On May 13, 2021, peer-reviewed journal Environmental Science and Technology published a study by Guomao Zheng et al. analyzing the breast milk from 50 mothers in the United States for per- and polyfluoroalkyl substances (PFAS) currently and historically used in manufacturing. The authors found 16 PFAS chemicals in the breastmilk samples with perfluorononanoic acid (PFNA, CAS 72968-3-88) in every sample and perfluorodecanoic acid (PFDA, CAS 335-76-2), perfluorododecanoic acid (PFDoA, CAS 307-55-1), perfluorotridecanoic acid (PFTrDA, CAS 72629-94-8 ), and perfluorohexanoic acid (PFHxA, CAS 307-24-4) in more than 90%.
PFHxA and three other chemicals found in the breastmilk are members of a group of compounds referred to as short-chain PFAS. Short-chain PFAS have been replacing long-chain PFAS in manufactured goods for the last two decades. Chemical manufacturers’ research found they were less likely to accumulate in the body, prompting the US Food and Drug Administration (FDA), US Environmental Protection Agency, and other regulatory bodies to encourage the switch. However, recent reporting by The Guardian finds that chemical companies such as DuPont and Daikin lied about the safety of short-chain PFAS to the FDA. Both companies are reported to have hidden research from the FDA “that suggested toxicity to lab animals’ livers and kidneys at low exposure levels.”

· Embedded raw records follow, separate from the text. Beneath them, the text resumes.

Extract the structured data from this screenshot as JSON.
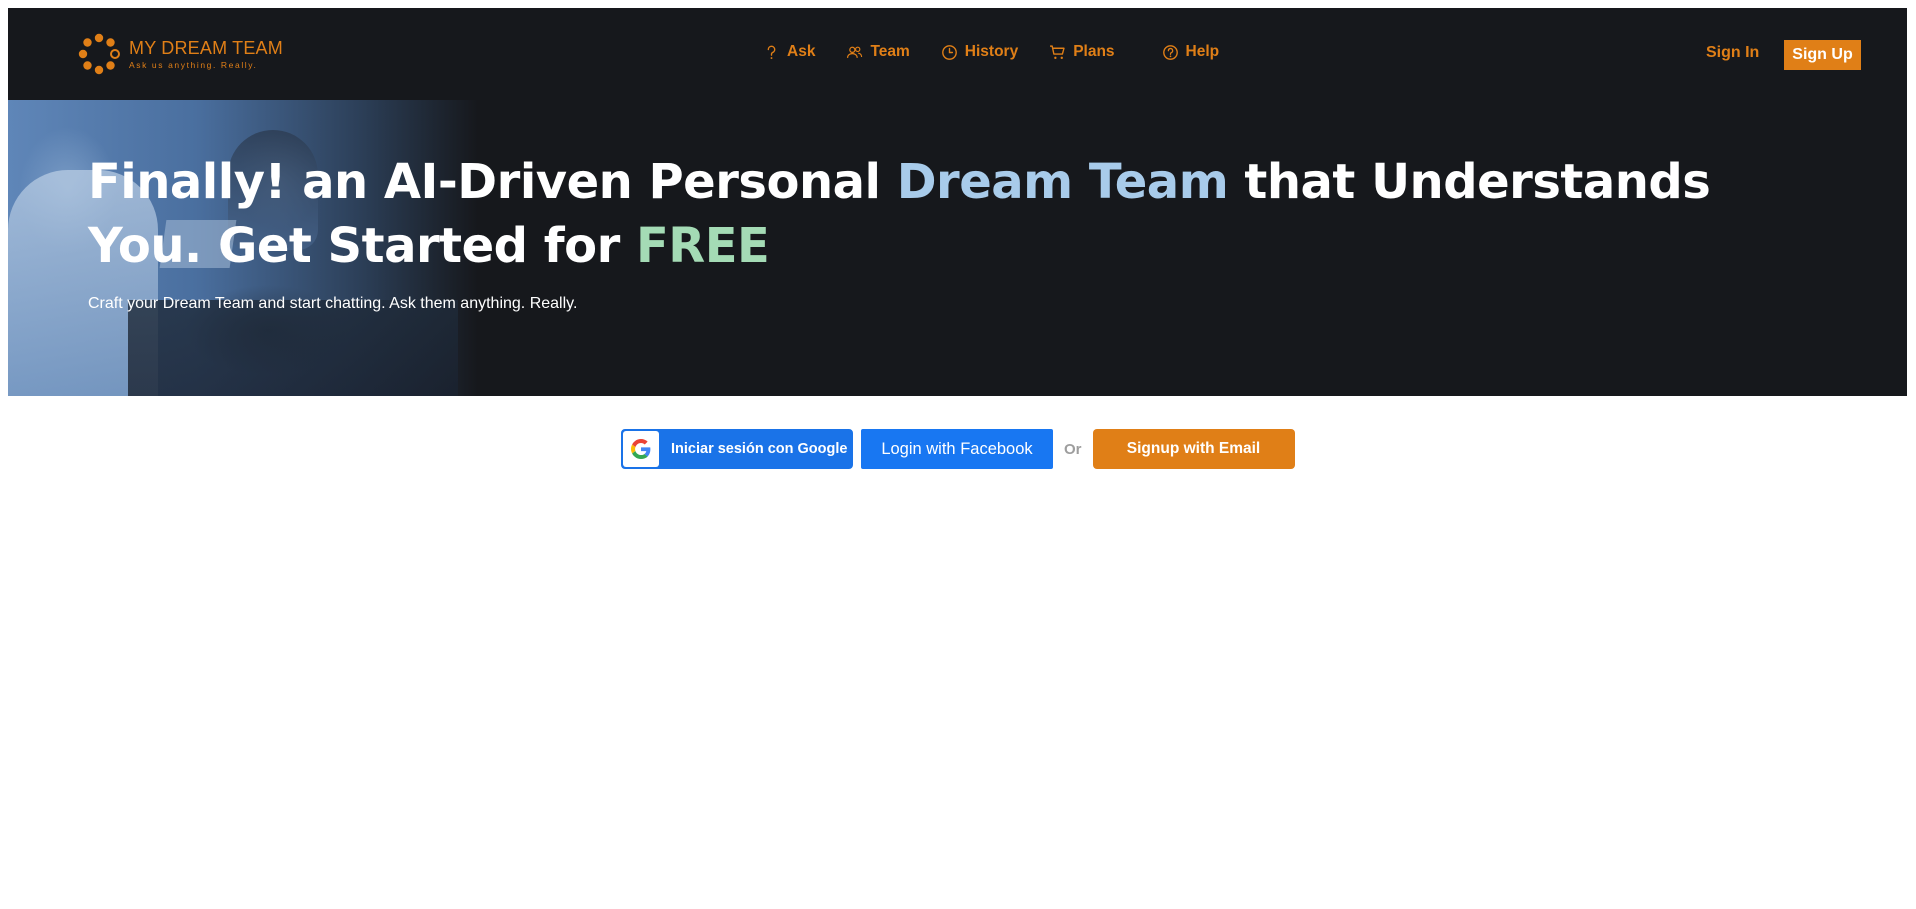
{
  "brand": {
    "name": "MY DREAM TEAM",
    "tagline": "Ask us anything. Really.",
    "accent_color": "#e07f17"
  },
  "nav": {
    "items": [
      {
        "label": "Ask",
        "icon": "question-icon"
      },
      {
        "label": "Team",
        "icon": "users-icon"
      },
      {
        "label": "History",
        "icon": "clock-icon"
      },
      {
        "label": "Plans",
        "icon": "cart-icon"
      },
      {
        "label": "Help",
        "icon": "help-circle-icon"
      }
    ],
    "sign_in": "Sign In",
    "sign_up": "Sign Up"
  },
  "hero": {
    "title_part1": "Finally! an AI-Driven Personal ",
    "title_highlight1": "Dream Team",
    "title_part2": " that Understands You. Get Started for ",
    "title_highlight2": "FREE",
    "subtitle": "Craft your Dream Team and start chatting. Ask them anything. Really.",
    "highlight1_color": "#a8cbea",
    "highlight2_color": "#a4dbb5"
  },
  "auth": {
    "google_label": "Iniciar sesión con Google",
    "facebook_label": "Login with Facebook",
    "or_label": "Or",
    "email_label": "Signup with Email"
  }
}
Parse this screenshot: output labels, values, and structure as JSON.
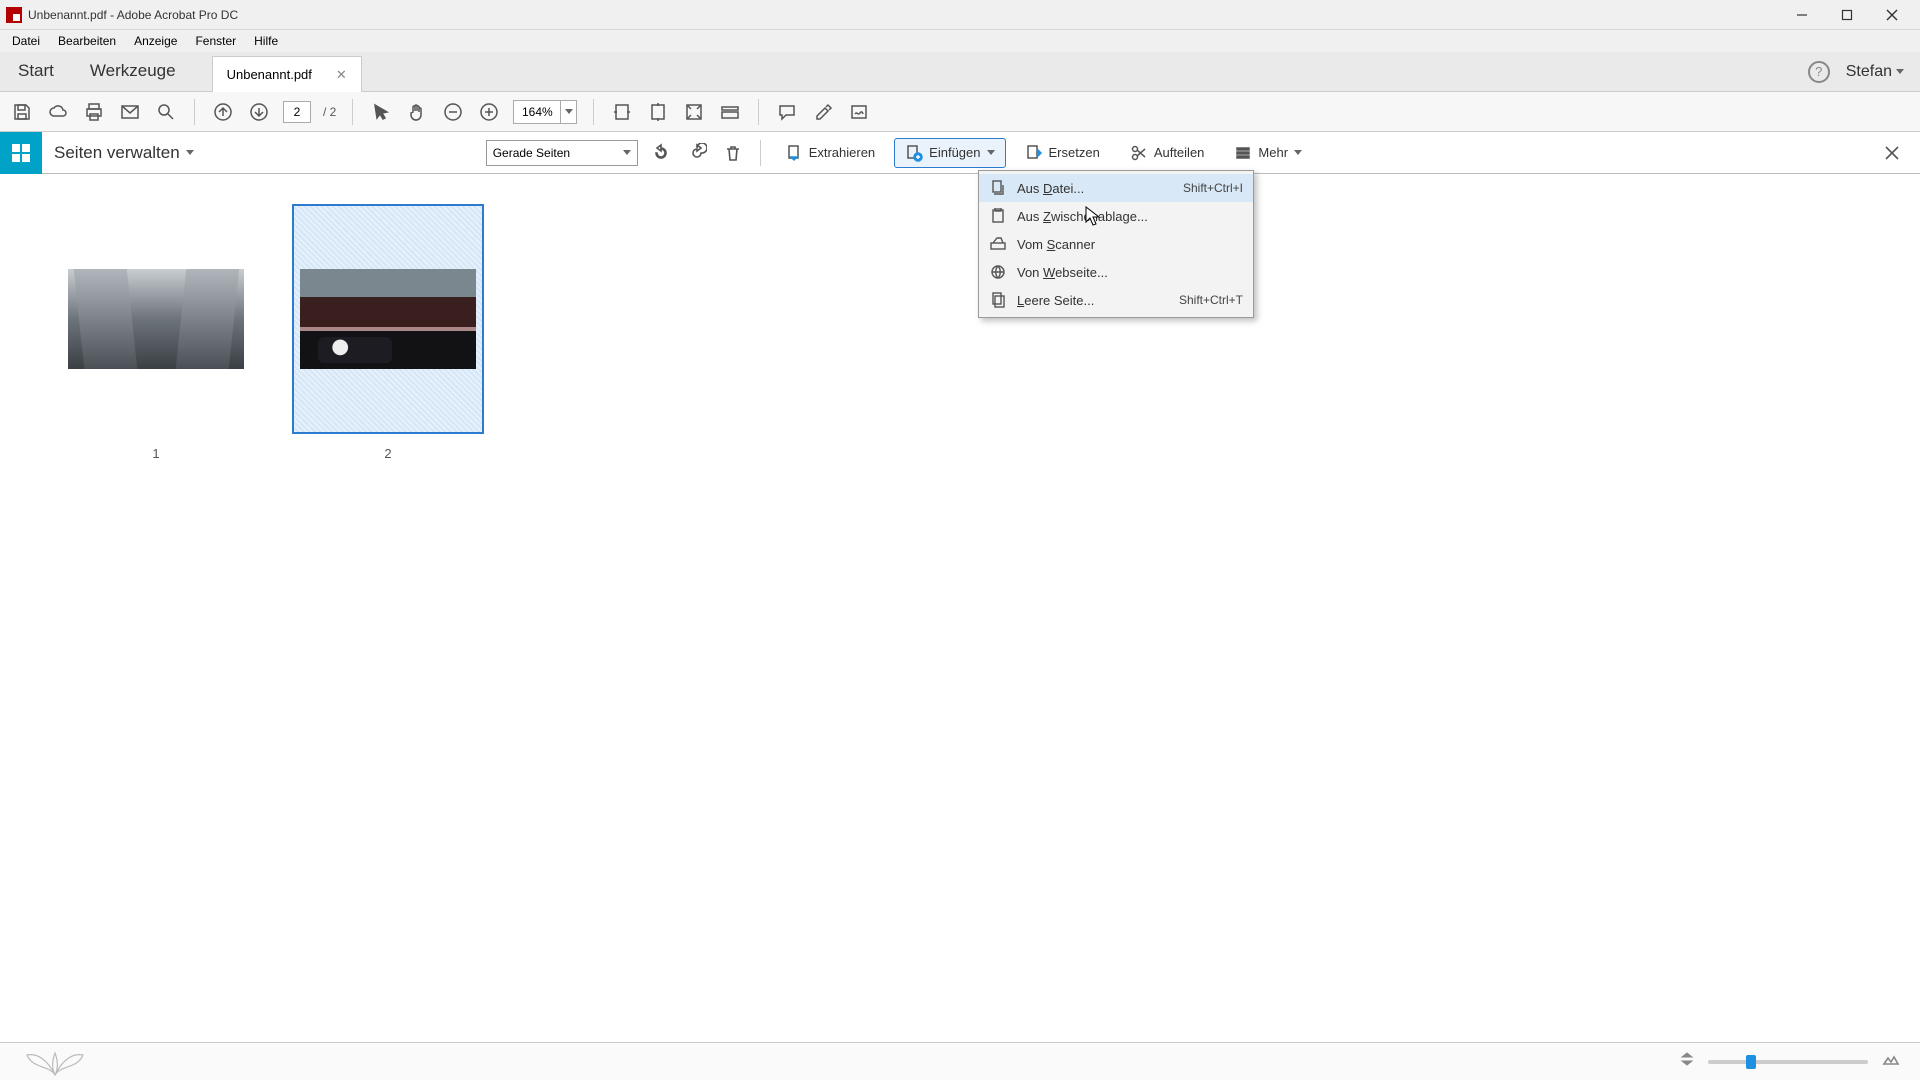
{
  "title": "Unbenannt.pdf - Adobe Acrobat Pro DC",
  "menu": {
    "datei": "Datei",
    "bearbeiten": "Bearbeiten",
    "anzeige": "Anzeige",
    "fenster": "Fenster",
    "hilfe": "Hilfe"
  },
  "tabs": {
    "start": "Start",
    "werkzeuge": "Werkzeuge",
    "doc": "Unbenannt.pdf"
  },
  "user": "Stefan",
  "pagebox": {
    "current": "2",
    "total": "/ 2"
  },
  "zoom": "164%",
  "tools_header": "Seiten verwalten",
  "filter_select": "Gerade Seiten",
  "actions": {
    "extrahieren": "Extrahieren",
    "einfuegen": "Einfügen",
    "ersetzen": "Ersetzen",
    "aufteilen": "Aufteilen",
    "mehr": "Mehr"
  },
  "dropdown": {
    "aus_datei": "Aus Datei...",
    "aus_datei_shortcut": "Shift+Ctrl+I",
    "aus_zwischenablage": "Aus Zwischenablage...",
    "vom_scanner": "Vom Scanner",
    "von_webseite": "Von Webseite...",
    "leere_seite": "Leere Seite...",
    "leere_seite_shortcut": "Shift+Ctrl+T"
  },
  "thumbs": {
    "p1": "1",
    "p2": "2"
  }
}
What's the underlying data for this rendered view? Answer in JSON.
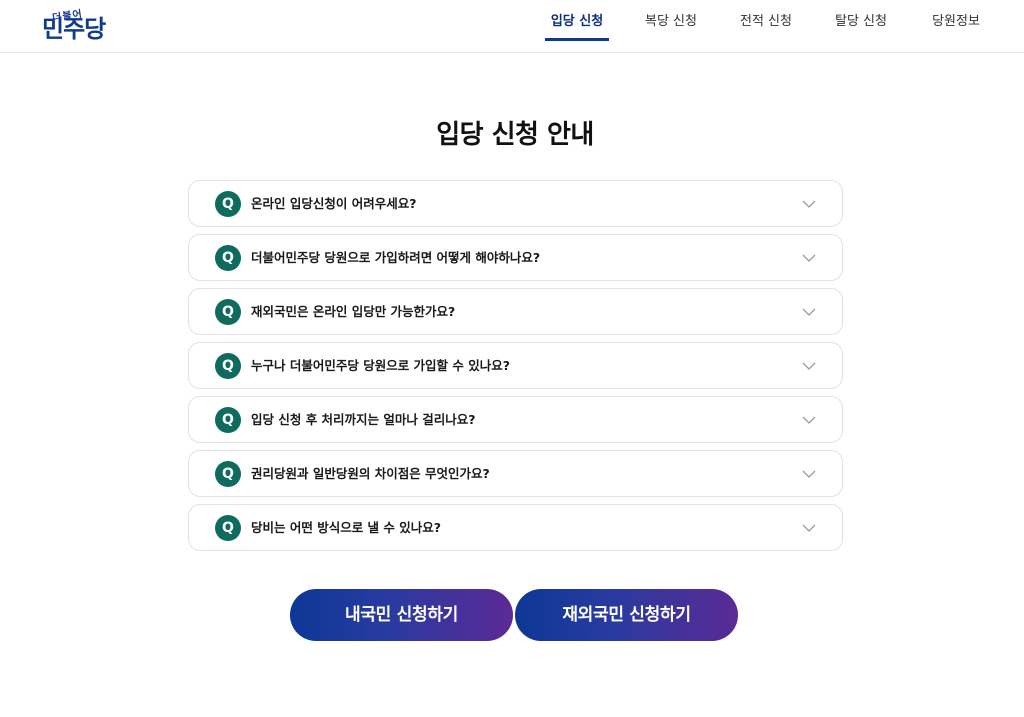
{
  "header": {
    "logo_small": "더불어",
    "logo_main": "민주당",
    "nav": [
      {
        "label": "입당 신청",
        "active": true
      },
      {
        "label": "복당 신청",
        "active": false
      },
      {
        "label": "전적 신청",
        "active": false
      },
      {
        "label": "탈당 신청",
        "active": false
      },
      {
        "label": "당원정보",
        "active": false
      }
    ]
  },
  "main": {
    "title": "입당 신청 안내",
    "faq_badge": "Q",
    "faqs": [
      "온라인 입당신청이 어려우세요?",
      "더불어민주당 당원으로 가입하려면 어떻게 해야하나요?",
      "재외국민은 온라인 입당만 가능한가요?",
      "누구나 더불어민주당 당원으로 가입할 수 있나요?",
      "입당 신청 후 처리까지는 얼마나 걸리나요?",
      "권리당원과 일반당원의 차이점은 무엇인가요?",
      "당비는 어떤 방식으로 낼 수 있나요?"
    ],
    "buttons": {
      "domestic": "내국민 신청하기",
      "overseas": "재외국민 신청하기"
    }
  },
  "colors": {
    "brand_navy": "#0b3a8f",
    "badge_green": "#0e6b5e",
    "button_gradient_start": "#0d3896",
    "button_gradient_end": "#5b2a95"
  },
  "icons": {
    "faq_toggle": "chevron-down-icon"
  }
}
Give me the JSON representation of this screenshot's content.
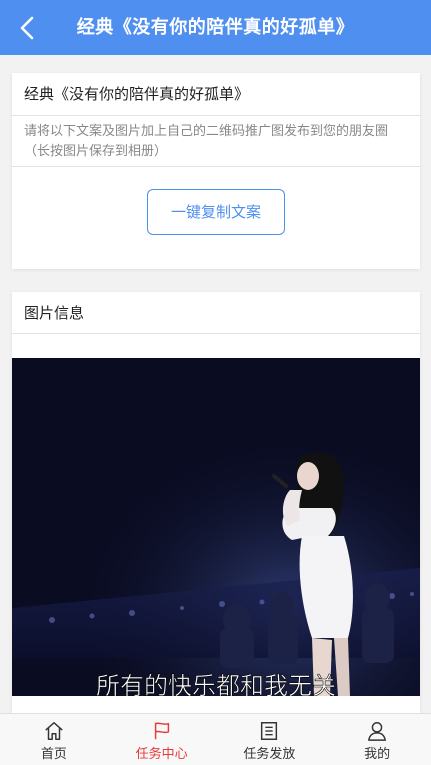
{
  "header": {
    "title": "经典《没有你的陪伴真的好孤单》"
  },
  "post": {
    "title": "经典《没有你的陪伴真的好孤单》",
    "instruction": "请将以下文案及图片加上自己的二维码推广图发布到您的朋友圈（长按图片保存到相册）",
    "copy_button": "一键复制文案"
  },
  "image_section": {
    "title": "图片信息",
    "subtitle_text": "所有的快乐都和我无关"
  },
  "tabbar": {
    "items": [
      {
        "label": "首页",
        "icon": "home-icon"
      },
      {
        "label": "任务中心",
        "icon": "flag-icon",
        "active": true
      },
      {
        "label": "任务发放",
        "icon": "list-icon"
      },
      {
        "label": "我的",
        "icon": "user-icon"
      }
    ]
  },
  "colors": {
    "header_bg": "#4f8ff0",
    "accent": "#4f8ff0",
    "active_tab": "#e83a3a"
  }
}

In late April, a group of universities and NGOs launched a publicly accessible database of studies measuring health effects from 29 PFAS (FPF reported). PFAS are widely used in food packaging, cosmetics, textiles, and other household materials largely as a water and grease repellents (FPF reported). This is concerning as Zheng et al. found that while levels of “legacy” long-chain PFAS in human breastmilk is declining, the concentrations of short-chain PFAS in breastmilk “have almost tripled between 1996 and 2019.” Restaurants and other organizations have begun moving away from the use of PFAS altogether (FPF reported here and here), while local governments and national health organizations are beginning to strengthen regulations around the highly persistent substances (FPF reported here and here).
Guomao Zheng, et al. (May 13, 2021). “Per- and Polyfluoroalkyl Substances (PFAS) in Breast Milk: Concerning Trends for Current-Use PFAS.” Environmental Science and Technology
Tom Perkins (May 12, 2021). “Chemical giants hid dangers of ‘forever chemicals’ in food packaging.” The Guardian
Tom Perkins (May 13, 2021). “Study finds alarming levels of ‘forever chemicals’ in US mothers’ breast milk.” The Guardian